▸ **Activity**
Each entry below is to be duplicated verbatim.

%%

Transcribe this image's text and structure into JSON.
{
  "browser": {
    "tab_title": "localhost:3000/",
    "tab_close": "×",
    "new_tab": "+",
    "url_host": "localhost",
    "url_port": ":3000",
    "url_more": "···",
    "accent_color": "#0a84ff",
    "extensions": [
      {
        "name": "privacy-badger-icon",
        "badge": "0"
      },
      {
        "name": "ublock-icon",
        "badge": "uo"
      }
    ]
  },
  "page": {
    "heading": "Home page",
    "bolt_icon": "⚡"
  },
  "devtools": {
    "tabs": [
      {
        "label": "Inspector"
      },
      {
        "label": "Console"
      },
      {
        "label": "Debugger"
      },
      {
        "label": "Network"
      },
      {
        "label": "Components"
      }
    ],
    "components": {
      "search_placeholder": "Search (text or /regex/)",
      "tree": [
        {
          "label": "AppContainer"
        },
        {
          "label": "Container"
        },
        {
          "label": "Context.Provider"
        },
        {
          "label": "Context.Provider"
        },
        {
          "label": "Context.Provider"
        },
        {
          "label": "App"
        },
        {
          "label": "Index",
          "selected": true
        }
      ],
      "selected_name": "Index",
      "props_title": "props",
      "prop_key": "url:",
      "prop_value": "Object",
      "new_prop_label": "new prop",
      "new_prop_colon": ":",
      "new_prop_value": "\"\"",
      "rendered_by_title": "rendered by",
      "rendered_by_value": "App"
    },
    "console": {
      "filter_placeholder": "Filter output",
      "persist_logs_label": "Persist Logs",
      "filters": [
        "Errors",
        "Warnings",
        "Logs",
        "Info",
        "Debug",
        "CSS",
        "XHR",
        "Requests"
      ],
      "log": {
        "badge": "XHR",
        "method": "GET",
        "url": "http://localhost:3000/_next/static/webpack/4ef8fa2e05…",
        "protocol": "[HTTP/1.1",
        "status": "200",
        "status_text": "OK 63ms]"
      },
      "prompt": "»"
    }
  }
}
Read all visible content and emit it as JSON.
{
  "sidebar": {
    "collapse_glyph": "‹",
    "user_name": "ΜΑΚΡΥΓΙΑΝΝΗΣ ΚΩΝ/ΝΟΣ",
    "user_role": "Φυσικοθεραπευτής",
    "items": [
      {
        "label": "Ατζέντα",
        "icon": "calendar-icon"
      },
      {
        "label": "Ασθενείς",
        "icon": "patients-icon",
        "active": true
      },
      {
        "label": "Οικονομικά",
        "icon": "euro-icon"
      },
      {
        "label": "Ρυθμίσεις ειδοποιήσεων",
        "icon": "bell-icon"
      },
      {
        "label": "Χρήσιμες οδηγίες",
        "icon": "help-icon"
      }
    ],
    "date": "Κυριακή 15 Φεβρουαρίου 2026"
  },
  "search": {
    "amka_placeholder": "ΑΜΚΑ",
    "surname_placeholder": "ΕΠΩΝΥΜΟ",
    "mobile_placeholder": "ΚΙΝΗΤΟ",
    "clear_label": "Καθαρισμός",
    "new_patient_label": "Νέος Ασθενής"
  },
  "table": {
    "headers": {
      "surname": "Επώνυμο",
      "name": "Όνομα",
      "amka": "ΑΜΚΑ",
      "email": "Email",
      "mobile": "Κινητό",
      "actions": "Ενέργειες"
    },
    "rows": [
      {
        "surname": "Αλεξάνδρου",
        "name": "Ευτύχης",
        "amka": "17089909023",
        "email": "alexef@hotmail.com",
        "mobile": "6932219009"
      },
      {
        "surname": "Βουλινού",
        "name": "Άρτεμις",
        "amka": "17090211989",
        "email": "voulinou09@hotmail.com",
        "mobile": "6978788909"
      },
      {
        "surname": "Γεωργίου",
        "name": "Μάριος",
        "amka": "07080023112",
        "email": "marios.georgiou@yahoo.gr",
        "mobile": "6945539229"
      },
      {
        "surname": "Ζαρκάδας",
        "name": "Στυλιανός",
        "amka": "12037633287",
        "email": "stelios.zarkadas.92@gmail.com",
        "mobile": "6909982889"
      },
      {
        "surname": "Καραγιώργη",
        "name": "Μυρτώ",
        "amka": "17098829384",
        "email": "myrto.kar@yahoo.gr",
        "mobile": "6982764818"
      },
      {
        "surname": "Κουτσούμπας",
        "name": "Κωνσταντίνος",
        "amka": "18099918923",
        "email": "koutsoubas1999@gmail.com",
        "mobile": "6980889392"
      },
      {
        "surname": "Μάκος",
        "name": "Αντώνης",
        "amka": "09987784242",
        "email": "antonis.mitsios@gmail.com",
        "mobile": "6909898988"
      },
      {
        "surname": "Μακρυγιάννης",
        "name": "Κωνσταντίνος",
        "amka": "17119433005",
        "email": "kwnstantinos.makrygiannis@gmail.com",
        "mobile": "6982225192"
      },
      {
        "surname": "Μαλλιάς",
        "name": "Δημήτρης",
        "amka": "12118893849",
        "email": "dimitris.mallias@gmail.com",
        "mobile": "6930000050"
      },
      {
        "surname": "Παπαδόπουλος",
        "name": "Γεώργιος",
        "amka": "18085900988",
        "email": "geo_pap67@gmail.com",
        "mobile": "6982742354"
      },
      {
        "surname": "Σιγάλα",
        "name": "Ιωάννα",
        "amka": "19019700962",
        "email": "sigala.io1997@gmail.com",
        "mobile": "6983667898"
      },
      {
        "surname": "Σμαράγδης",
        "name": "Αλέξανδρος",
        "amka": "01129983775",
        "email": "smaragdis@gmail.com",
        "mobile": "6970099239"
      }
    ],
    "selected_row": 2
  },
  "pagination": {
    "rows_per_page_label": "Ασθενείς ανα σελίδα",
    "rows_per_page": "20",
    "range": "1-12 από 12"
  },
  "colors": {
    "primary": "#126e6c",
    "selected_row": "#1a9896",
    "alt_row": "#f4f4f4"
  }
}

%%

▸ **Result of this exercise**
Transcribe this image's text and structure into JSON.
{
  "browser": {
    "tab_title": "localhost:3000/",
    "tab_close": "×",
    "new_tab": "+",
    "url_host": "localhost",
    "url_port": ":3000",
    "url_more": "···",
    "accent_color": "#0a84ff",
    "extensions": [
      {
        "name": "privacy-badger-icon",
        "badge": "0"
      },
      {
        "name": "ublock-icon",
        "badge": "uo"
      }
    ]
  },
  "page": {
    "heading": "Home page",
    "bolt_icon": "⚡"
  },
  "devtools": {
    "tabs": [
      {
        "label": "Inspector"
      },
      {
        "label": "Console"
      },
      {
        "label": "Debugger"
      },
      {
        "label": "Network"
      },
      {
        "label": "Components"
      }
    ],
    "components": {
      "search_placeholder": "Search (text or /regex/)",
      "tree": [
        {
          "label": "AppContainer"
        },
        {
          "label": "Container"
        },
        {
          "label": "Context.Provider"
        },
        {
          "label": "Context.Provider"
        },
        {
          "label": "Context.Provider"
        },
        {
          "label": "App"
        },
        {
          "label": "Index",
          "selected": true
        }
      ],
      "selected_name": "Index",
      "props_title": "props",
      "prop_key": "url:",
      "prop_value": "Object",
      "new_prop_label": "new prop",
      "new_prop_colon": ":",
      "new_prop_value": "\"\"",
      "rendered_by_title": "rendered by",
      "rendered_by_value": "App"
    },
    "console": {
      "filter_placeholder": "Filter output",
      "persist_logs_label": "Persist Logs",
      "filters": [
        "Errors",
        "Warnings",
        "Logs",
        "Info",
        "Debug",
        "CSS",
        "XHR",
        "Requests"
      ],
      "log": {
        "badge": "XHR",
        "method": "GET",
        "url": "http://localhost:3000/_next/static/webpack/4ef8fa2e05…",
        "protocol": "[HTTP/1.1",
        "status": "200",
        "status_text": "OK 63ms]"
      },
      "prompt": "»"
    }
  }
}
Read all visible content and emit it as JSON.
{
  "sidebar": {
    "collapse_glyph": "‹",
    "user_name": "ΜΑΚΡΥΓΙΑΝΝΗΣ ΚΩΝ/ΝΟΣ",
    "user_role": "Φυσικοθεραπευτής",
    "items": [
      {
        "label": "Ατζέντα",
        "icon": "calendar-icon"
      },
      {
        "label": "Ασθενείς",
        "icon": "patients-icon",
        "active": true
      },
      {
        "label": "Οικονομικά",
        "icon": "euro-icon"
      },
      {
        "label": "Ρυθμίσεις ειδοποιήσεων",
        "icon": "bell-icon"
      },
      {
        "label": "Χρήσιμες οδηγίες",
        "icon": "help-icon"
      }
    ],
    "date": "Κυριακή 15 Φεβρουαρίου 2026"
  },
  "search": {
    "amka_placeholder": "ΑΜΚΑ",
    "surname_placeholder": "ΕΠΩΝΥΜΟ",
    "mobile_placeholder": "ΚΙΝΗΤΟ",
    "clear_label": "Καθαρισμός",
    "new_patient_label": "Νέος Ασθενής"
  },
  "table": {
    "headers": {
      "surname": "Επώνυμο",
      "name": "Όνομα",
      "amka": "ΑΜΚΑ",
      "email": "Email",
      "mobile": "Κινητό",
      "actions": "Ενέργειες"
    },
    "rows": [
      {
        "surname": "Αλεξάνδρου",
        "name": "Ευτύχης",
        "amka": "17089909023",
        "email": "alexef@hotmail.com",
        "mobile": "6932219009"
      },
      {
        "surname": "Βουλινού",
        "name": "Άρτεμις",
        "amka": "17090211989",
        "email": "voulinou09@hotmail.com",
        "mobile": "6978788909"
      },
      {
        "surname": "Γεωργίου",
        "name": "Μάριος",
        "amka": "07080023112",
        "email": "marios.georgiou@yahoo.gr",
        "mobile": "6945539229"
      },
      {
        "surname": "Ζαρκάδας",
        "name": "Στυλιανός",
        "amka": "12037633287",
        "email": "stelios.zarkadas.92@gmail.com",
        "mobile": "6909982889"
      },
      {
        "surname": "Καραγιώργη",
        "name": "Μυρτώ",
        "amka": "17098829384",
        "email": "myrto.kar@yahoo.gr",
        "mobile": "6982764818"
      },
      {
        "surname": "Κουτσούμπας",
        "name": "Κωνσταντίνος",
        "amka": "18099918923",
        "email": "koutsoubas1999@gmail.com",
        "mobile": "6980889392"
      },
      {
        "surname": "Μάκος",
        "name": "Αντώνης",
        "amka": "09987784242",
        "email": "antonis.mitsios@gmail.com",
        "mobile": "6909898988"
      },
      {
        "surname": "Μακρυγιάννης",
        "name": "Κωνσταντίνος",
        "amka": "17119433005",
        "email": "kwnstantinos.makrygiannis@gmail.com",
        "mobile": "6982225192"
      },
      {
        "surname": "Μαλλιάς",
        "name": "Δημήτρης",
        "amka": "12118893849",
        "email": "dimitris.mallias@gmail.com",
        "mobile": "6930000050"
      },
      {
        "surname": "Παπαδόπουλος",
        "name": "Γεώργιος",
        "amka": "18085900988",
        "email": "geo_pap67@gmail.com",
        "mobile": "6982742354"
      },
      {
        "surname": "Σιγάλα",
        "name": "Ιωάννα",
        "amka": "19019700962",
        "email": "sigala.io1997@gmail.com",
        "mobile": "6983667898"
      },
      {
        "surname": "Σμαράγδης",
        "name": "Αλέξανδρος",
        "amka": "01129983775",
        "email": "smaragdis@gmail.com",
        "mobile": "6970099239"
      }
    ],
    "selected_row": 2
  },
  "pagination": {
    "rows_per_page_label": "Ασθενείς ανα σελίδα",
    "rows_per_page": "20",
    "range": "1-12 από 12"
  },
  "colors": {
    "primary": "#126e6c",
    "selected_row": "#1a9896",
    "alt_row": "#f4f4f4"
  }
}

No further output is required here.